Resilience lessons and the NHS

You may share my confusion about the National Health Service. There’s so much evidence of crisis, and yet recent experience of the NHS continues to be good. What’s going on? What can you do? There is a crisis, and its root cause is clear: deliberate underfunding by the UK Government. Our spending on health is 8.5% of GDP – well below most other developed countries (Germany 11%, EU average 10.1%).

Overall, the NHS is delivering a remarkably good service on a relatively tight budget, and despite its many other challenges (privatisation ambiguity, deluge of initiatives, over-administration and more). But forecasts of the growing health problems of our ageing population are terrifying in relation to current capacity and spending problems.

Doctors in a NHS hospital

Doctors in a NHS hospital

I’ve often felt helpless about the stress on NHS staff, and the uncertainty over health care that we all face. However, let’s look at some positive responses:
1. Take more care of your own health: NHS obesity data shows that 25% of UK adults take less than 30 minutes exercise per week!
2. Get involved in lobbying and consultations over NHS plans in your area, such as Clinical Commissioning Group proposals for ‘service improvements,’ which usually include service cuts too.
3. Do what you can to support national calls for decent NHS funding. For example, check out for info on what’s being proposed, petitions, and alternative proposals.
4. Strengthen your contacts and commitment in your local community. If the capacity of the NHS continues to be overstretched, one way to fill the gap is by neighbours and local voluntary groups.

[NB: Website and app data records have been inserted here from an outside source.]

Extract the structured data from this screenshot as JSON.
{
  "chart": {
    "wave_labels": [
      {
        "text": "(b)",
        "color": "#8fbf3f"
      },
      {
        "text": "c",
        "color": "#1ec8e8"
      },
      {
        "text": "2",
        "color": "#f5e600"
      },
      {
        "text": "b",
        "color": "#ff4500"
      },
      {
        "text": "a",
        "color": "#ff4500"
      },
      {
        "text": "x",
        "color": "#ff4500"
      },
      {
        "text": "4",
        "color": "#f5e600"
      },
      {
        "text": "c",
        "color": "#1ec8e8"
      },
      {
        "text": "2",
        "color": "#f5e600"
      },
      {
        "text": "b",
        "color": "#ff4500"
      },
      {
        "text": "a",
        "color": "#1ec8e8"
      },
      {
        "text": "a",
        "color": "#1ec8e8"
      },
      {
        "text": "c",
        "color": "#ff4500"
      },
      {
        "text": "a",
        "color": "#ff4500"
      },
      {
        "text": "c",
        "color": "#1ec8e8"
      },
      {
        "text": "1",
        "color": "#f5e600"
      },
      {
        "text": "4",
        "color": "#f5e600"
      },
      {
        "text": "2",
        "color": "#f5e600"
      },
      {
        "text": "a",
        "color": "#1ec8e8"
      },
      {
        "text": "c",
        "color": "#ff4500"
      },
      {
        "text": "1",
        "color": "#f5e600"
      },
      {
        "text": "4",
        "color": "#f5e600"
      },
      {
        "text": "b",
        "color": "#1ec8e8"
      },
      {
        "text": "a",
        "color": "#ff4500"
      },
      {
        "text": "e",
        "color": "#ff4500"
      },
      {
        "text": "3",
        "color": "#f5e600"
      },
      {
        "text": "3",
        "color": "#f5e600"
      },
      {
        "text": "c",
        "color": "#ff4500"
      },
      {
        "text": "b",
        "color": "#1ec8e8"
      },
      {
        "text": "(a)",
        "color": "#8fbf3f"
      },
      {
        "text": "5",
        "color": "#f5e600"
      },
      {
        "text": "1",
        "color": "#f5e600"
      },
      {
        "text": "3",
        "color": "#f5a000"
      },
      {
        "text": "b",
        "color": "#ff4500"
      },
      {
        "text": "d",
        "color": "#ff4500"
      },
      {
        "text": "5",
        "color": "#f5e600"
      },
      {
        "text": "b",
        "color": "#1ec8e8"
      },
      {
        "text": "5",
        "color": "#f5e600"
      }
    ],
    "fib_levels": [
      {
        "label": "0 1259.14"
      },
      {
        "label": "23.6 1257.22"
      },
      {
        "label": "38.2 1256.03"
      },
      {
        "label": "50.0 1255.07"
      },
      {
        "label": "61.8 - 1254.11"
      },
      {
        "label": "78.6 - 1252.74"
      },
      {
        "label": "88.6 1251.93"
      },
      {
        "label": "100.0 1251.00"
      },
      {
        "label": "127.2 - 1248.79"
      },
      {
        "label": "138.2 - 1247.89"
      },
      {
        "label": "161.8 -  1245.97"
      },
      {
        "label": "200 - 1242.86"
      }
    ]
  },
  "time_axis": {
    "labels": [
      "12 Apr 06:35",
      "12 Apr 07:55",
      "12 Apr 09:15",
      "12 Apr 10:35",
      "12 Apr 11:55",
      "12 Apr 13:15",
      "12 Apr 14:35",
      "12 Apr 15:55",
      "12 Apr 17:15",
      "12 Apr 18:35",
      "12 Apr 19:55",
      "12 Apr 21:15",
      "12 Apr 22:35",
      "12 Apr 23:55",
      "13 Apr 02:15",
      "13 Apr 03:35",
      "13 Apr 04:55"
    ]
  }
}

It does feel as if life generally is getting riskier, and the holes in the NHS safety net certainly add to that. but try to treat it as a positive call to resilience.